Activity → Apart from the pictures, every line below needs to be reproduced verbatim.

Data shown →
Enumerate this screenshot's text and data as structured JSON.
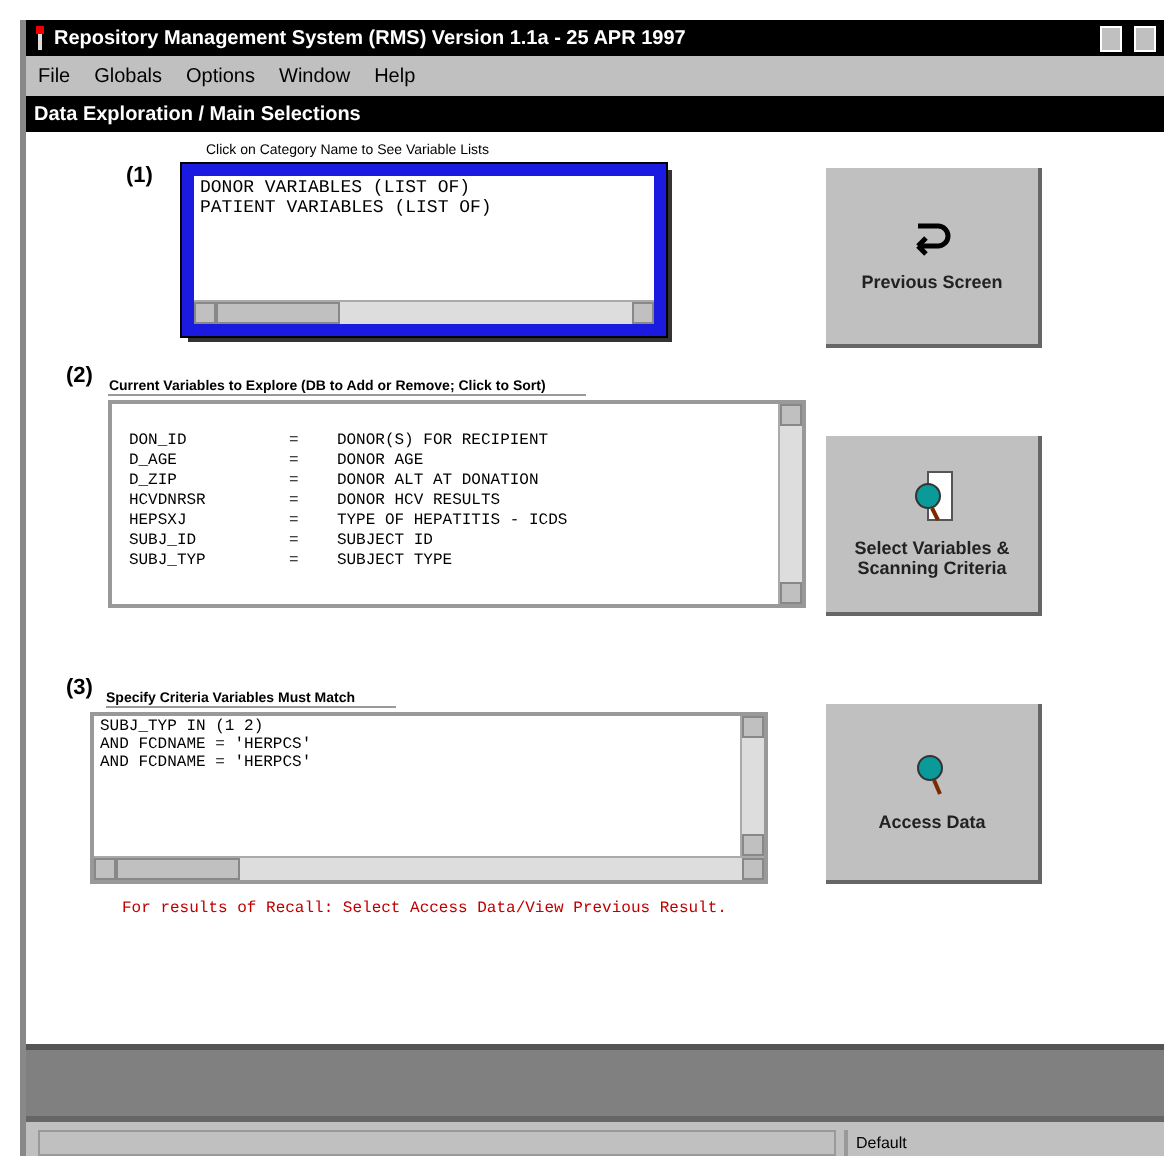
{
  "window": {
    "title": "Repository Management System (RMS) Version 1.1a - 25 APR 1997"
  },
  "menu": [
    "File",
    "Globals",
    "Options",
    "Window",
    "Help"
  ],
  "screen_title": "Data Exploration / Main Selections",
  "categories": {
    "hint": "Click on Category Name to See Variable Lists",
    "marker": "(1)",
    "items": [
      "DONOR VARIABLES (LIST OF)",
      "PATIENT VARIABLES (LIST OF)"
    ]
  },
  "variables": {
    "marker": "(2)",
    "label": "Current Variables to Explore (DB to Add or Remove; Click to Sort)",
    "rows": [
      {
        "name": "DON_ID",
        "sep": "=",
        "description": "DONOR(S) FOR RECIPIENT"
      },
      {
        "name": "D_AGE",
        "sep": "=",
        "description": "DONOR AGE"
      },
      {
        "name": "D_ZIP",
        "sep": "=",
        "description": "DONOR ALT AT DONATION"
      },
      {
        "name": "HCVDNRSR",
        "sep": "=",
        "description": "DONOR HCV RESULTS"
      },
      {
        "name": "HEPSXJ",
        "sep": "=",
        "description": "TYPE OF HEPATITIS - ICDS"
      },
      {
        "name": "SUBJ_ID",
        "sep": "=",
        "description": "SUBJECT ID"
      },
      {
        "name": "SUBJ_TYP",
        "sep": "=",
        "description": "SUBJECT TYPE"
      }
    ]
  },
  "criteria": {
    "marker": "(3)",
    "label": "Specify Criteria Variables Must Match",
    "lines": [
      "SUBJ_TYP IN (1 2)",
      "AND FCDNAME = 'HERPCS'",
      "AND FCDNAME = 'HERPCS'"
    ]
  },
  "message": "For results of Recall: Select Access Data/View Previous Result.",
  "buttons": [
    {
      "kind": "back",
      "label": "Previous Screen"
    },
    {
      "kind": "select",
      "label": "Select Variables & Scanning Criteria"
    },
    {
      "kind": "access",
      "label": "Access Data"
    }
  ],
  "status_bar": {
    "panel": "Default"
  }
}
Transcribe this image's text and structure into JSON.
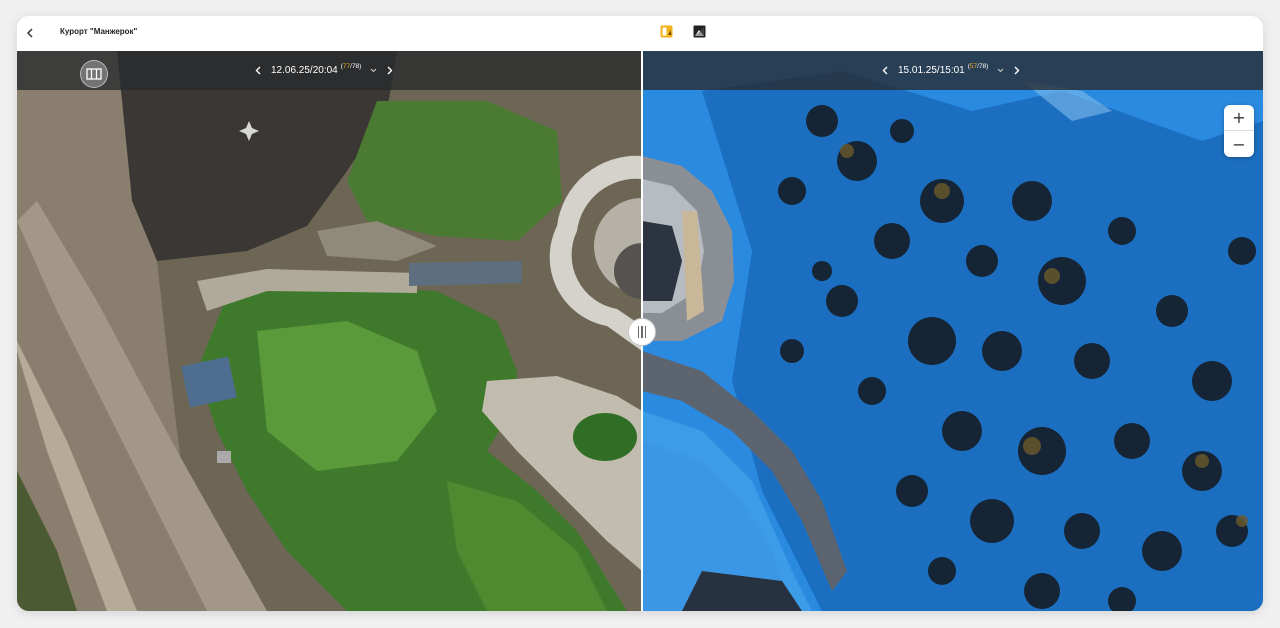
{
  "header": {
    "title": "Курорт \"Манжерок\"",
    "back_icon": "chevron-left-icon",
    "mode_split_icon": "split-view-icon",
    "mode_compare_icon": "compare-view-icon",
    "accent_color": "#f2b21b"
  },
  "left_pane": {
    "date": "12.06.25/20:04",
    "counter_current": "77",
    "counter_total": "/78)",
    "counter_open": "(",
    "layers_icon": "layers-icon",
    "season": "summer"
  },
  "right_pane": {
    "date": "15.01.25/15:01",
    "counter_current": "57",
    "counter_total": "/78)",
    "counter_open": "(",
    "season": "winter"
  },
  "zoom": {
    "in_label": "+",
    "out_label": "−"
  },
  "divider": {
    "handle_icon": "drag-handle-icon"
  }
}
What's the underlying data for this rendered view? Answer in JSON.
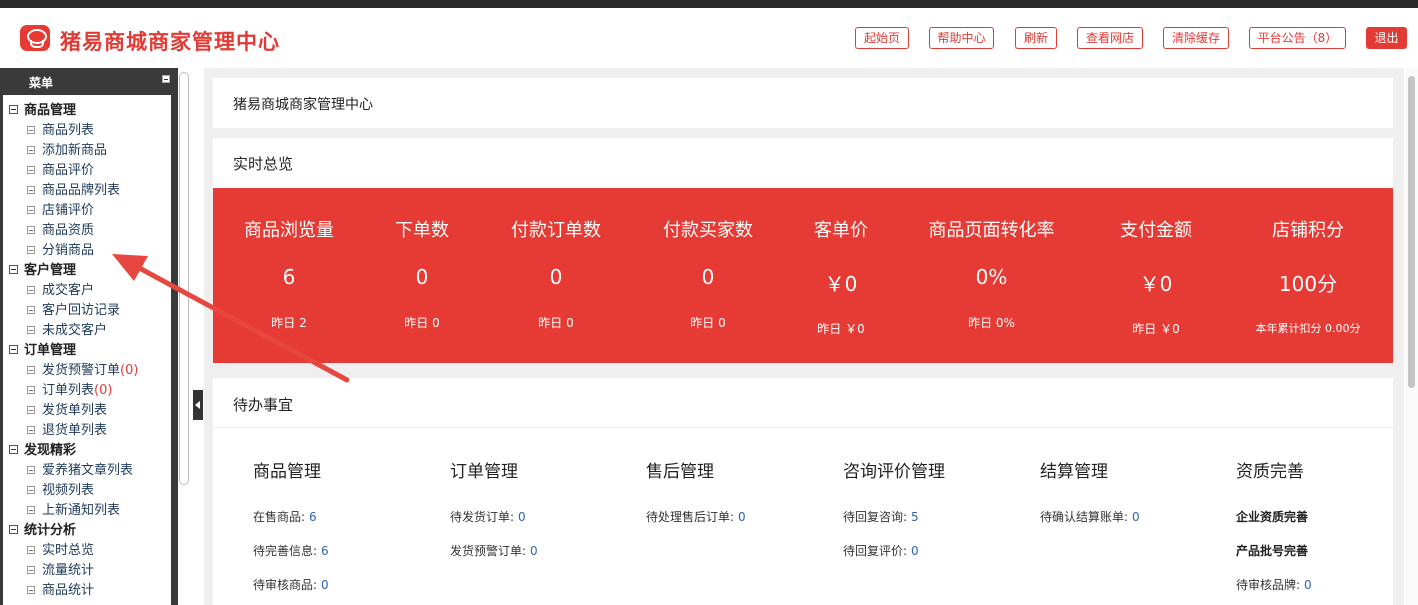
{
  "header": {
    "title": "猪易商城商家管理中心",
    "buttons": [
      "起始页",
      "帮助中心",
      "刷新",
      "查看网店",
      "清除缓存",
      "平台公告（8）",
      "退出"
    ],
    "accent": "#e23b35"
  },
  "sidebar": {
    "title": "菜单",
    "groups": [
      {
        "label": "商品管理",
        "items": [
          {
            "label": "商品列表"
          },
          {
            "label": "添加新商品"
          },
          {
            "label": "商品评价"
          },
          {
            "label": "商品品牌列表"
          },
          {
            "label": "店铺评价"
          },
          {
            "label": "商品资质"
          },
          {
            "label": "分销商品"
          }
        ]
      },
      {
        "label": "客户管理",
        "items": [
          {
            "label": "成交客户"
          },
          {
            "label": "客户回访记录"
          },
          {
            "label": "未成交客户"
          }
        ]
      },
      {
        "label": "订单管理",
        "items": [
          {
            "label": "发货预警订单",
            "count": "(0)"
          },
          {
            "label": "订单列表",
            "count": "(0)"
          },
          {
            "label": "发货单列表"
          },
          {
            "label": "退货单列表"
          }
        ]
      },
      {
        "label": "发现精彩",
        "items": [
          {
            "label": "爱养猪文章列表"
          },
          {
            "label": "视频列表"
          },
          {
            "label": "上新通知列表"
          }
        ]
      },
      {
        "label": "统计分析",
        "items": [
          {
            "label": "实时总览"
          },
          {
            "label": "流量统计"
          },
          {
            "label": "商品统计"
          }
        ]
      }
    ]
  },
  "main": {
    "breadcrumb": "猪易商城商家管理中心",
    "overview_title": "实时总览",
    "stats": [
      {
        "label": "商品浏览量",
        "value": "6",
        "sub": "昨日 2"
      },
      {
        "label": "下单数",
        "value": "0",
        "sub": "昨日 0"
      },
      {
        "label": "付款订单数",
        "value": "0",
        "sub": "昨日 0"
      },
      {
        "label": "付款买家数",
        "value": "0",
        "sub": "昨日 0"
      },
      {
        "label": "客单价",
        "value": "￥0",
        "sub": "昨日 ￥0"
      },
      {
        "label": "商品页面转化率",
        "value": "0%",
        "sub": "昨日 0%"
      },
      {
        "label": "支付金额",
        "value": "￥0",
        "sub": "昨日 ￥0"
      },
      {
        "label": "店铺积分",
        "value": "100分",
        "sub": "本年累计扣分 0.00分"
      }
    ],
    "todo_title": "待办事宜",
    "todo_columns": [
      {
        "title": "商品管理",
        "lines": [
          {
            "label": "在售商品:",
            "value": "6"
          },
          {
            "label": "待完善信息:",
            "value": "6"
          },
          {
            "label": "待审核商品:",
            "value": "0"
          }
        ]
      },
      {
        "title": "订单管理",
        "lines": [
          {
            "label": "待发货订单:",
            "value": "0"
          },
          {
            "label": "发货预警订单:",
            "value": "0"
          }
        ]
      },
      {
        "title": "售后管理",
        "lines": [
          {
            "label": "待处理售后订单:",
            "value": "0"
          }
        ]
      },
      {
        "title": "咨询评价管理",
        "lines": [
          {
            "label": "待回复咨询:",
            "value": "5"
          },
          {
            "label": "待回复评价:",
            "value": "0"
          }
        ]
      },
      {
        "title": "结算管理",
        "lines": [
          {
            "label": "待确认结算账单:",
            "value": "0"
          }
        ]
      },
      {
        "title": "资质完善",
        "lines": [
          {
            "label": "企业资质完善"
          },
          {
            "label": "产品批号完善"
          },
          {
            "label": "待审核品牌:",
            "value": "0"
          }
        ]
      }
    ]
  }
}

Task solution →
Enumerate this screenshot's text and data as structured JSON.
{
  "window": {
    "title": "Repository Management System (RMS) Version 1.1a - 25 APR 1997"
  },
  "menu": [
    "File",
    "Globals",
    "Options",
    "Window",
    "Help"
  ],
  "screen_title": "Data Exploration / Main Selections",
  "categories": {
    "hint": "Click on Category Name to See Variable Lists",
    "marker": "(1)",
    "items": [
      "DONOR VARIABLES (LIST OF)",
      "PATIENT VARIABLES (LIST OF)"
    ]
  },
  "variables": {
    "marker": "(2)",
    "label": "Current Variables to Explore (DB to Add or Remove; Click to Sort)",
    "rows": [
      {
        "name": "DON_ID",
        "sep": "=",
        "description": "DONOR(S) FOR RECIPIENT"
      },
      {
        "name": "D_AGE",
        "sep": "=",
        "description": "DONOR AGE"
      },
      {
        "name": "D_ZIP",
        "sep": "=",
        "description": "DONOR ALT AT DONATION"
      },
      {
        "name": "HCVDNRSR",
        "sep": "=",
        "description": "DONOR HCV RESULTS"
      },
      {
        "name": "HEPSXJ",
        "sep": "=",
        "description": "TYPE OF HEPATITIS - ICDS"
      },
      {
        "name": "SUBJ_ID",
        "sep": "=",
        "description": "SUBJECT ID"
      },
      {
        "name": "SUBJ_TYP",
        "sep": "=",
        "description": "SUBJECT TYPE"
      }
    ]
  },
  "criteria": {
    "marker": "(3)",
    "label": "Specify Criteria Variables Must Match",
    "lines": [
      "SUBJ_TYP IN (1 2)",
      "AND FCDNAME = 'HERPCS'",
      "AND FCDNAME = 'HERPCS'"
    ]
  },
  "message": "For results of Recall: Select Access Data/View Previous Result.",
  "buttons": [
    {
      "kind": "back",
      "label": "Previous Screen"
    },
    {
      "kind": "select",
      "label": "Select Variables & Scanning Criteria"
    },
    {
      "kind": "access",
      "label": "Access Data"
    }
  ],
  "status_bar": {
    "panel": "Default"
  }
}
Transcribe this image's text and structure into JSON.
{
  "header": {
    "title": "Курорт \"Манжерок\"",
    "back_icon": "chevron-left-icon",
    "mode_split_icon": "split-view-icon",
    "mode_compare_icon": "compare-view-icon",
    "accent_color": "#f2b21b"
  },
  "left_pane": {
    "date": "12.06.25/20:04",
    "counter_current": "77",
    "counter_total": "/78)",
    "counter_open": "(",
    "layers_icon": "layers-icon",
    "season": "summer"
  },
  "right_pane": {
    "date": "15.01.25/15:01",
    "counter_current": "57",
    "counter_total": "/78)",
    "counter_open": "(",
    "season": "winter"
  },
  "zoom": {
    "in_label": "+",
    "out_label": "−"
  },
  "divider": {
    "handle_icon": "drag-handle-icon"
  }
}
What's the underlying data for this rendered view? Answer in JSON.
{
  "header": {
    "title": "猪易商城商家管理中心",
    "buttons": [
      "起始页",
      "帮助中心",
      "刷新",
      "查看网店",
      "清除缓存",
      "平台公告（8）",
      "退出"
    ],
    "accent": "#e23b35"
  },
  "sidebar": {
    "title": "菜单",
    "groups": [
      {
        "label": "商品管理",
        "items": [
          {
            "label": "商品列表"
          },
          {
            "label": "添加新商品"
          },
          {
            "label": "商品评价"
          },
          {
            "label": "商品品牌列表"
          },
          {
            "label": "店铺评价"
          },
          {
            "label": "商品资质"
          },
          {
            "label": "分销商品"
          }
        ]
      },
      {
        "label": "客户管理",
        "items": [
          {
            "label": "成交客户"
          },
          {
            "label": "客户回访记录"
          },
          {
            "label": "未成交客户"
          }
        ]
      },
      {
        "label": "订单管理",
        "items": [
          {
            "label": "发货预警订单",
            "count": "(0)"
          },
          {
            "label": "订单列表",
            "count": "(0)"
          },
          {
            "label": "发货单列表"
          },
          {
            "label": "退货单列表"
          }
        ]
      },
      {
        "label": "发现精彩",
        "items": [
          {
            "label": "爱养猪文章列表"
          },
          {
            "label": "视频列表"
          },
          {
            "label": "上新通知列表"
          }
        ]
      },
      {
        "label": "统计分析",
        "items": [
          {
            "label": "实时总览"
          },
          {
            "label": "流量统计"
          },
          {
            "label": "商品统计"
          }
        ]
      }
    ]
  },
  "main": {
    "breadcrumb": "猪易商城商家管理中心",
    "overview_title": "实时总览",
    "stats": [
      {
        "label": "商品浏览量",
        "value": "6",
        "sub": "昨日 2"
      },
      {
        "label": "下单数",
        "value": "0",
        "sub": "昨日 0"
      },
      {
        "label": "付款订单数",
        "value": "0",
        "sub": "昨日 0"
      },
      {
        "label": "付款买家数",
        "value": "0",
        "sub": "昨日 0"
      },
      {
        "label": "客单价",
        "value": "￥0",
        "sub": "昨日 ￥0"
      },
      {
        "label": "商品页面转化率",
        "value": "0%",
        "sub": "昨日 0%"
      },
      {
        "label": "支付金额",
        "value": "￥0",
        "sub": "昨日 ￥0"
      },
      {
        "label": "店铺积分",
        "value": "100分",
        "sub": "本年累计扣分 0.00分"
      }
    ],
    "todo_title": "待办事宜",
    "todo_columns": [
      {
        "title": "商品管理",
        "lines": [
          {
            "label": "在售商品:",
            "value": "6"
          },
          {
            "label": "待完善信息:",
            "value": "6"
          },
          {
            "label": "待审核商品:",
            "value": "0"
          }
        ]
      },
      {
        "title": "订单管理",
        "lines": [
          {
            "label": "待发货订单:",
            "value": "0"
          },
          {
            "label": "发货预警订单:",
            "value": "0"
          }
        ]
      },
      {
        "title": "售后管理",
        "lines": [
          {
            "label": "待处理售后订单:",
            "value": "0"
          }
        ]
      },
      {
        "title": "咨询评价管理",
        "lines": [
          {
            "label": "待回复咨询:",
            "value": "5"
          },
          {
            "label": "待回复评价:",
            "value": "0"
          }
        ]
      },
      {
        "title": "结算管理",
        "lines": [
          {
            "label": "待确认结算账单:",
            "value": "0"
          }
        ]
      },
      {
        "title": "资质完善",
        "lines": [
          {
            "label": "企业资质完善"
          },
          {
            "label": "产品批号完善"
          },
          {
            "label": "待审核品牌:",
            "value": "0"
          }
        ]
      }
    ]
  }
}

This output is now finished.